Italian universities have caught the wacky degree bug with a bewildering range of unregulated masters that has grown fourfold since 2001 and by 24 per cent in just the past year.
Officials fear they are stoking unrealistic career ambitions among students and their parents.
The University of L'Aquila, for instance, runs a course in international rugby management. On offer elsewhere are masters in language and values in television films; perfumes, scents and natural aromas; food design; and management of large wild mammals in the Alps.
The programmes, aimed at students with first or second degrees, cost €1,000-€3,000 (£670-£2,000).
Elena Montecchi, Undersecretary at the Culture Ministry, commented: "You do not become a film director with a 60-hour masters."
Critics complain that the programmes create the illusion of a pathway to a profession - a claim refuted by reliable graduate employment statistics.
Masters in fields such as the media, communications and cultural management are cited as not being relevant to job-market demands.
Luciano Modica, Undersecretary at the University Ministry, former president of the Rectors' Conference and a former rector of Siena University, said:
"We are worried that this gives students and parents unrealistic expectations of career opportunities."
He added: "There is nothing we can do. A masters has no legal value.
Universities are free to run courses without ministry guidance.

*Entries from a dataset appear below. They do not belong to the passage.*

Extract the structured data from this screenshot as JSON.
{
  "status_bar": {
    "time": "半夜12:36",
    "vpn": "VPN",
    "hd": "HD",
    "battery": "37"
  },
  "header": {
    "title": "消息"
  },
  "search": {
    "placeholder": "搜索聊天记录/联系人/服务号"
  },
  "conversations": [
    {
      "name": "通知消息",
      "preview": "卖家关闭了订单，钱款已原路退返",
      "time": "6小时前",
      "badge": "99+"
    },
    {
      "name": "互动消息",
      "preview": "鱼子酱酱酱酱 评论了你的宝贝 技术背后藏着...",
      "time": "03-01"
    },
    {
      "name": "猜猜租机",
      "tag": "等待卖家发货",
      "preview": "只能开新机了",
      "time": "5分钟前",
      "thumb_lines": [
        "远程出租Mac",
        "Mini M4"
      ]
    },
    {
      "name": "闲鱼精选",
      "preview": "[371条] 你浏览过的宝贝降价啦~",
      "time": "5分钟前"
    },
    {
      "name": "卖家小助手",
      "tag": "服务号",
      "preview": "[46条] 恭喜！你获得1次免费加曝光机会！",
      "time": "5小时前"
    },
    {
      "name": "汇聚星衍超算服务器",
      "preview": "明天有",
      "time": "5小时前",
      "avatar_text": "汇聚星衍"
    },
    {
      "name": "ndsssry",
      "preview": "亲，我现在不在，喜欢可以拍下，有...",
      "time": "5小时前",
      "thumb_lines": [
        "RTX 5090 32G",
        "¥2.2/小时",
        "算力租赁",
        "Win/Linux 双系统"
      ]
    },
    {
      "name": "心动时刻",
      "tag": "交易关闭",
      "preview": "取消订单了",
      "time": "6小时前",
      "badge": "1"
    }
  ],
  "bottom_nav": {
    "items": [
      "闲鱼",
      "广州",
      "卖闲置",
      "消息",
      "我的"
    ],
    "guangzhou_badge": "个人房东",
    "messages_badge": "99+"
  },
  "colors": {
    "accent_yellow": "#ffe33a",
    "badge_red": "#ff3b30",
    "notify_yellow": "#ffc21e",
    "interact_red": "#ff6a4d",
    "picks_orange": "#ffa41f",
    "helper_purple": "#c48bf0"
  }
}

"If there are masters that students pay for, but that are pointless in terms of serious training or job opportunities, it is an ethical issue rather than a legal one."